For example, manufacturing and research have often been referred to as the "odd couple" with manufacturing requiring stringent and repeatable processes to ensure consistency and quality, whereas research can be hindered by such restrictions as it limits one's ability to be nimble and "go with the flow" as needed. Nowhere is this truer than when an organization is looking for an enterprise document management solution. In most instances both quality and research are looking for the same basic functionality such as: document storage, access control, routing, collaboration and electronic signatures. However, the challenges come with the details of how each area (i.e, quality or research) uses those features. The table below outlines some examples of how features and functionality may be used differently across functional areas.

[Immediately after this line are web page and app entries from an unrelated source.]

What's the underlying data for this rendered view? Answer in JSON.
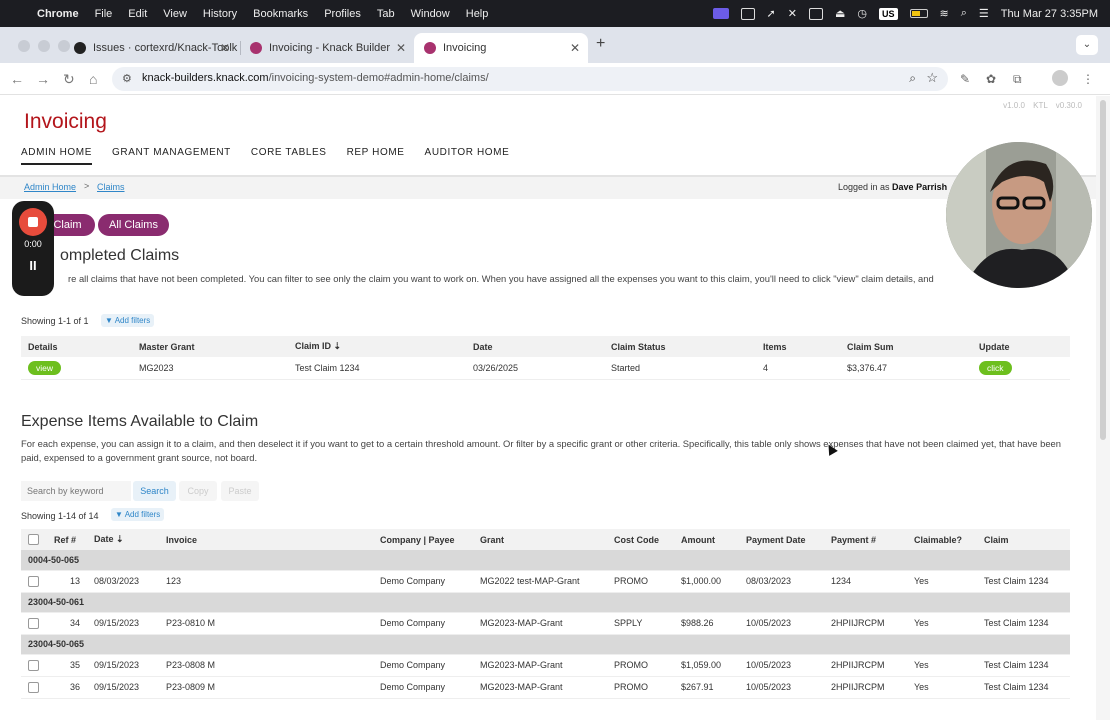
{
  "menubar": {
    "app": "Chrome",
    "items": [
      "File",
      "Edit",
      "View",
      "History",
      "Bookmarks",
      "Profiles",
      "Tab",
      "Window",
      "Help"
    ],
    "lang": "US",
    "datetime": "Thu Mar 27  3:35PM"
  },
  "tabs": [
    {
      "label": "Issues · cortexrd/Knack-Toolk",
      "icon": "github-icon"
    },
    {
      "label": "Invoicing - Knack Builder",
      "icon": "knack-icon"
    },
    {
      "label": "Invoicing",
      "icon": "knack-icon",
      "active": true
    }
  ],
  "address": {
    "host": "knack-builders.knack.com",
    "path": "/invoicing-system-demo#admin-home/claims/"
  },
  "app": {
    "version": "v1.0.0",
    "ktl": "KTL v0.30.0",
    "title": "Invoicing",
    "nav": [
      "ADMIN HOME",
      "GRANT MANAGEMENT",
      "CORE TABLES",
      "REP HOME",
      "AUDITOR HOME"
    ],
    "breadcrumb": {
      "home": "Admin Home",
      "sep": ">",
      "current": "Claims"
    },
    "logged_in": {
      "prefix": "Logged in as ",
      "name": "Dave Parrish"
    }
  },
  "actions": {
    "new_claim": "Claim",
    "all_claims": "All Claims"
  },
  "completed": {
    "title": "ompleted Claims",
    "desc": "re all claims that have not been completed. You can filter to see only the claim you want to work on. When you have assigned all the expenses you want to this claim, you'll need to click \"view\" claim details, and",
    "showing": "Showing 1-1 of 1",
    "add_filters": "Add filters",
    "columns": [
      "Details",
      "Master Grant",
      "Claim ID",
      "Date",
      "Claim Status",
      "Items",
      "Claim Sum",
      "Update"
    ],
    "row": {
      "details": "view",
      "grant": "MG2023",
      "claim_id": "Test Claim 1234",
      "date": "03/26/2025",
      "status": "Started",
      "items": "4",
      "sum": "$3,376.47",
      "update": "click"
    }
  },
  "expenses": {
    "title": "Expense Items Available to Claim",
    "desc": "For each expense, you can assign it to a claim, and then deselect it if you want to get to a certain threshold amount. Or filter by a specific grant or other criteria. Specifically, this table only shows expenses that have not been claimed yet, that have been paid, expensed to a government grant source, not board.",
    "search_placeholder": "Search by keyword",
    "search_btn": "Search",
    "copy_btn": "Copy",
    "paste_btn": "Paste",
    "showing": "Showing 1-14 of 14",
    "add_filters": "Add filters",
    "columns": [
      "Ref #",
      "Date",
      "Invoice",
      "Company | Payee",
      "Grant",
      "Cost Code",
      "Amount",
      "Payment Date",
      "Payment #",
      "Claimable?",
      "Claim"
    ],
    "groups": [
      "0004-50-065",
      "23004-50-061",
      "23004-50-065"
    ],
    "rows": [
      [
        "13",
        "08/03/2023",
        "123",
        "Demo Company",
        "MG2022 test-MAP-Grant",
        "PROMO",
        "$1,000.00",
        "08/03/2023",
        "1234",
        "Yes",
        "Test Claim 1234"
      ],
      [
        "34",
        "09/15/2023",
        "P23-0810 M",
        "Demo Company",
        "MG2023-MAP-Grant",
        "SPPLY",
        "$988.26",
        "10/05/2023",
        "2HPIIJRCPM",
        "Yes",
        "Test Claim 1234"
      ],
      [
        "35",
        "09/15/2023",
        "P23-0808 M",
        "Demo Company",
        "MG2023-MAP-Grant",
        "PROMO",
        "$1,059.00",
        "10/05/2023",
        "2HPIIJRCPM",
        "Yes",
        "Test Claim 1234"
      ],
      [
        "36",
        "09/15/2023",
        "P23-0809 M",
        "Demo Company",
        "MG2023-MAP-Grant",
        "PROMO",
        "$267.91",
        "10/05/2023",
        "2HPIIJRCPM",
        "Yes",
        "Test Claim 1234"
      ]
    ]
  },
  "recorder": {
    "time": "0:00",
    "pause": "II"
  }
}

Feature / Function Quality / Manufacturing Research / Clinical / Regulatory
Document Control Change Control (documented reason for change) Change Control NOT needed
Training QA requires training records Training required of both internal and external study participants (i.e, CRAs, Monitors, CROs, and Investigators
Review Periods Most documents (i.e., SOPs) are scheduled for review annualy Document reviews are not always scheduled as many of the changes to information are based on issues and findings during the study or due to requests for clarification
Workflows Workflows often require multiple review, edit or approval steps, and most require signatures Writers prefer to work offline in an uncontrolled environment when drafting and only route for approval
Lifecycle States Lifecycles of QA documents include draft, approved, released, archived / superseded. Older versions are retired Lifecycles in R&D include, draft, and approved, with older versions at times being superseded
PDF Rendering Often the quality department wants to control who can print or copy/paste a document; the quality department may also want to set a time limit at which a document would expire or move to a password-protected phase. R&D Documents—particularly those submitted to the FDA—have very different security requirements from quality-related documents. For R&D documentation FDA specifically requests that ALL PDFs submitted should NOT have securities applied to them.

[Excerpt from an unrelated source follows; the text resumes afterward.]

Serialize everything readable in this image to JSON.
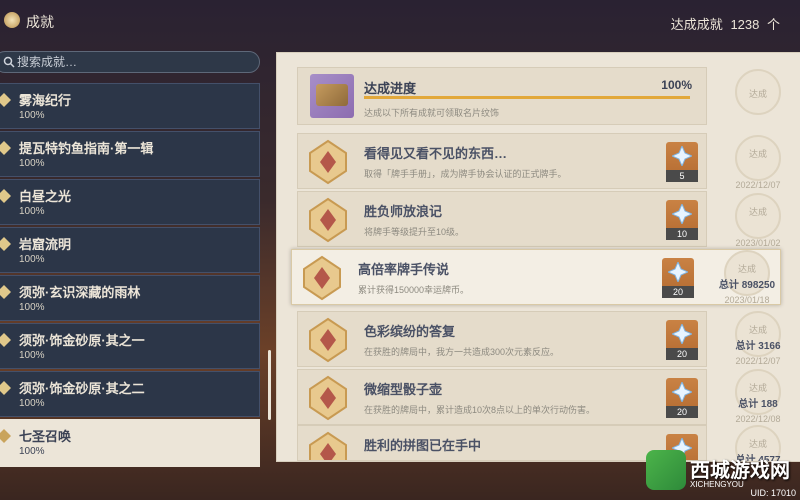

The ability to implement a single document management system enterprise wide depends heavily on the system's configurability. If users feel that a system does not provide the control they need in quality or is too restrictive in the R&D areas users will resist the change because it makes their day-to-day work more complex. As with any system, user acceptance is critical for a successful implementation. If you would like more information on how MasterControl is helping customers implement MasterControl Documents enterprise wide through configuration please contact your account manager.

Patricia Santos Serrao, RAC and Senior Product Manager for Pharmaceuticals at MasterControl, is a Life Sciences professional with almost two decades of experience in regulatory affairs and clinical areas of the pharmaceutical industry.

Prior to joining MasterControl, Patricia held the position of Manager, Global Regulatory Solutions for QUMAS, a company specializing in quality and compliance management software for life sciences, where she helped drive the development, sales, marketing and implementation of solutions for the R&D areas of the pharmaceutical industry with a particular focus on submission document management for regulatory affairs, and Clinical Trial Master Files (CTMF) for clinical.

Patricia has worked for several Tier 1 pharmaceutical companies, including Schering-Plough and Boehringer Ingelheim, both in regulatory affairs and clinical. She has also assisted various pharmaceutical, biotechnology and medical device companies in implementing electronic document management and submission solutions, and in compiling eCTDs, and other submission format filings worldwide. A graduate of Western Connecticut State University and University of Phoenix, Patricia holds a Bachelor's of Science degree in Business Administration. Patricia is a member of REgulatory Affairs Professional Society (RAPS) and Drug Information Association (DIA). She has also earned her Regulatory Affiars Certification (RAC) from the Regulatory Affairs Professionals Society (RAPS) and the Regulatory Affairs Certification Board (RACB).